Asked by: Terry Rees, Manchester
Early trees had wind-borne spores rather than seeds. About 365 million years ago some plants evolved seeds with a food store, to give the developing embryo a head start. These were heavier, so the early conifers began to evolve seed coats with enlarged ribs or vanes to help catch the wind. By 270 million years ago, a tree called Manifera talaris had developed seeds with wings that allowed them to spin as they fell. The seeds were variable; some had two equal wings, some had one wing much bigger than the other and some had just one wing. But aerodynamic reconstructions have shown that a single, asymmetric wing makes seeds fall the slowest. Evolution favoured this design because the seeds were spread further by the wind. Today, all conifers with winged seeds use a single asymmetrical helicopter wing.

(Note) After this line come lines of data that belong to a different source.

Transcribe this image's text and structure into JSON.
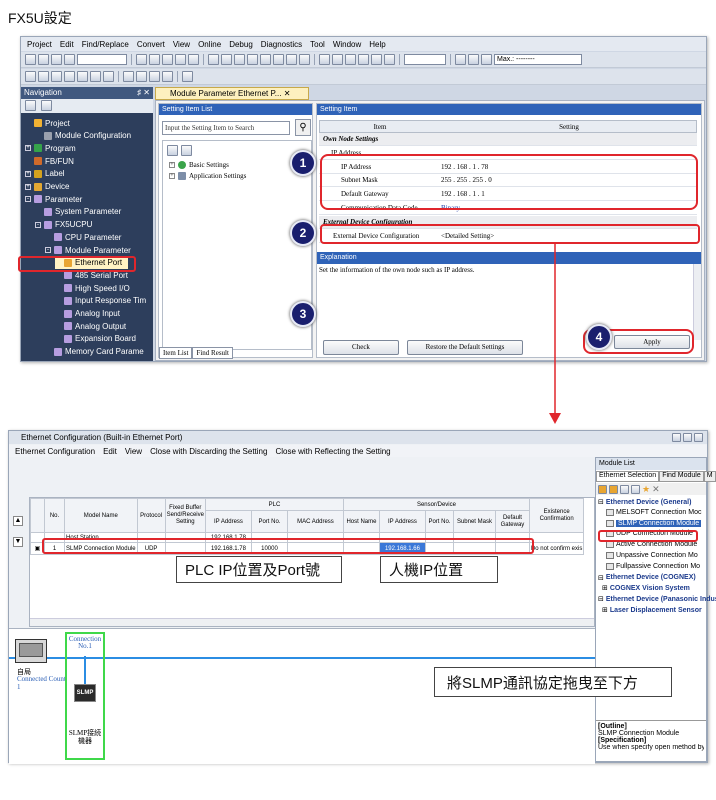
{
  "top_title": "FX5U設定",
  "gx": {
    "menu": [
      "Project",
      "Edit",
      "Find/Replace",
      "Convert",
      "View",
      "Online",
      "Debug",
      "Diagnostics",
      "Tool",
      "Window",
      "Help"
    ],
    "toolbar_zoom_label": "Max.: --------",
    "navigation_title": "Navigation",
    "navigation_pin": "♯ ✕",
    "nav_items": [
      {
        "label": "Project",
        "level": 0,
        "icon": "folder-icon",
        "color": "#f2b233",
        "exp": "",
        "sel": false
      },
      {
        "label": "Module Configuration",
        "level": 1,
        "icon": "module-config-icon",
        "color": "#9aa0ad",
        "exp": "",
        "sel": false
      },
      {
        "label": "Program",
        "level": 0,
        "icon": "program-icon",
        "color": "#35a34a",
        "exp": "+",
        "sel": false
      },
      {
        "label": "FB/FUN",
        "level": 0,
        "icon": "fb-fun-icon",
        "color": "#d06a2a",
        "exp": "",
        "sel": false
      },
      {
        "label": "Label",
        "level": 0,
        "icon": "label-icon",
        "color": "#d4a21e",
        "exp": "+",
        "sel": false
      },
      {
        "label": "Device",
        "level": 0,
        "icon": "device-icon",
        "color": "#e3a833",
        "exp": "+",
        "sel": false
      },
      {
        "label": "Parameter",
        "level": 0,
        "icon": "parameter-icon",
        "color": "#b69de0",
        "exp": "-",
        "sel": false
      },
      {
        "label": "System Parameter",
        "level": 1,
        "icon": "system-parameter-icon",
        "color": "#b69de0",
        "exp": "",
        "sel": false
      },
      {
        "label": "FX5UCPU",
        "level": 1,
        "icon": "cpu-icon",
        "color": "#b69de0",
        "exp": "-",
        "sel": false
      },
      {
        "label": "CPU Parameter",
        "level": 2,
        "icon": "cpu-parameter-icon",
        "color": "#b69de0",
        "exp": "",
        "sel": false
      },
      {
        "label": "Module Parameter",
        "level": 2,
        "icon": "module-parameter-icon",
        "color": "#b69de0",
        "exp": "-",
        "sel": false
      },
      {
        "label": "Ethernet Port",
        "level": 3,
        "icon": "ethernet-port-icon",
        "color": "#e8a531",
        "exp": "",
        "sel": true
      },
      {
        "label": "485 Serial Port",
        "level": 3,
        "icon": "serial-port-icon",
        "color": "#b69de0",
        "exp": "",
        "sel": false
      },
      {
        "label": "High Speed I/O",
        "level": 3,
        "icon": "high-speed-io-icon",
        "color": "#b69de0",
        "exp": "",
        "sel": false
      },
      {
        "label": "Input Response Tim",
        "level": 3,
        "icon": "input-response-icon",
        "color": "#b69de0",
        "exp": "",
        "sel": false
      },
      {
        "label": "Analog Input",
        "level": 3,
        "icon": "analog-input-icon",
        "color": "#b69de0",
        "exp": "",
        "sel": false
      },
      {
        "label": "Analog Output",
        "level": 3,
        "icon": "analog-output-icon",
        "color": "#b69de0",
        "exp": "",
        "sel": false
      },
      {
        "label": "Expansion Board",
        "level": 3,
        "icon": "expansion-board-icon",
        "color": "#b69de0",
        "exp": "",
        "sel": false
      },
      {
        "label": "Memory Card Parame",
        "level": 2,
        "icon": "memory-card-icon",
        "color": "#b69de0",
        "exp": "",
        "sel": false
      }
    ],
    "doc_tab": "Module Parameter Ethernet P... ✕",
    "setting_item_list_title": "Setting Item List",
    "search_placeholder": "Input the Setting Item to Search",
    "tree_items": [
      "Basic Settings",
      "Application Settings"
    ],
    "left_tabs": [
      "Item List",
      "Find Result"
    ],
    "setting_item_title": "Setting Item",
    "table_header": {
      "item": "Item",
      "setting": "Setting"
    },
    "rows": [
      {
        "item": "Own Node Settings",
        "value": "",
        "type": "section"
      },
      {
        "item": "IP Address",
        "value": "",
        "type": "group"
      },
      {
        "item": "IP Address",
        "value": "192 . 168 . 1 . 78",
        "type": "field"
      },
      {
        "item": "Subnet Mask",
        "value": "255 . 255 . 255 . 0",
        "type": "field"
      },
      {
        "item": "Default Gateway",
        "value": "192 . 168 . 1 . 1",
        "type": "field"
      },
      {
        "item": "Communication Data Code",
        "value": "Binary",
        "type": "field-blue"
      },
      {
        "item": "External Device Configuration",
        "value": "",
        "type": "section"
      },
      {
        "item": "External Device Configuration",
        "value": "<Detailed Setting>",
        "type": "field"
      }
    ],
    "explanation_title": "Explanation",
    "explanation_text": "Set the information of the own node such as IP address.",
    "check_label": "Check",
    "restore_label": "Restore the Default Settings",
    "apply_label": "Apply"
  },
  "badges": [
    "1",
    "2",
    "3",
    "4"
  ],
  "ec": {
    "title": "Ethernet Configuration (Built-in Ethernet Port)",
    "menu": [
      "Ethernet Configuration",
      "Edit",
      "View",
      "Close with Discarding the Setting",
      "Close with Reflecting the Setting"
    ],
    "headers": {
      "no": "No.",
      "model": "Model Name",
      "protocol": "Protocol",
      "fixed_buffer": "Fixed Buffer Send/Receive Setting",
      "plc": "PLC",
      "sensor": "Sensor/Device",
      "ip": "IP Address",
      "port": "Port No.",
      "mac": "MAC Address",
      "host": "Host Name",
      "subnet": "Subnet Mask",
      "gateway": "Default Gateway",
      "existence": "Existence Confirmation"
    },
    "host_row": {
      "model": "Host Station",
      "plc_ip": "192.168.1.78"
    },
    "row1": {
      "no": "1",
      "model": "SLMP Connection Module",
      "protocol": "UDP",
      "plc_ip": "192.168.1.78",
      "plc_port": "10000",
      "sensor_ip": "192.168.1.66",
      "existence": "Do not confirm exis"
    },
    "module_list_title": "Module List",
    "module_tabs": [
      "Ethernet Selection",
      "Find Module",
      "M"
    ],
    "module_groups": [
      {
        "label": "Ethernet Device (General)",
        "kind": "head"
      },
      {
        "label": "MELSOFT Connection Moc",
        "kind": "item"
      },
      {
        "label": "SLMP Connection Module",
        "kind": "selected"
      },
      {
        "label": "UDP Connection Module",
        "kind": "item"
      },
      {
        "label": "Active Connection Module",
        "kind": "item"
      },
      {
        "label": "Unpassive Connection Mo",
        "kind": "item"
      },
      {
        "label": "Fullpassive Connection Mo",
        "kind": "item"
      },
      {
        "label": "Ethernet Device (COGNEX)",
        "kind": "head"
      },
      {
        "label": "COGNEX Vision System",
        "kind": "sub"
      },
      {
        "label": "Ethernet Device (Panasonic Indus",
        "kind": "head"
      },
      {
        "label": "Laser Displacement Sensor",
        "kind": "sub"
      }
    ],
    "outline_head": "[Outline]",
    "outline_text": "SLMP Connection Module",
    "spec_head": "[Specification]",
    "spec_text": "Use when specify open method by SLMP",
    "connection_label": "Connection No.1",
    "host_station_label": "自局",
    "connected_count": "Connected Count 1",
    "slmp_icon": "SLMP",
    "slmp_device_label": "SLMP接続機器"
  },
  "captions": {
    "plc_ip_port": "PLC IP位置及Port號",
    "hmi_ip": "人機IP位置",
    "drag_slmp": "將SLMP通訊協定拖曳至下方"
  },
  "colors": {
    "accent_red": "#e0262c",
    "nav_bg": "#2d3e5c",
    "badge": "#1a1f6e",
    "line_blue": "#2b8de3",
    "green_frame": "#3fd84a"
  }
}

Luis trained as a zoologist, but now works as a science and technology educator. In his spare time he builds 3D-printed robots, in the hope that he will be spared when the revolution inevitably comes.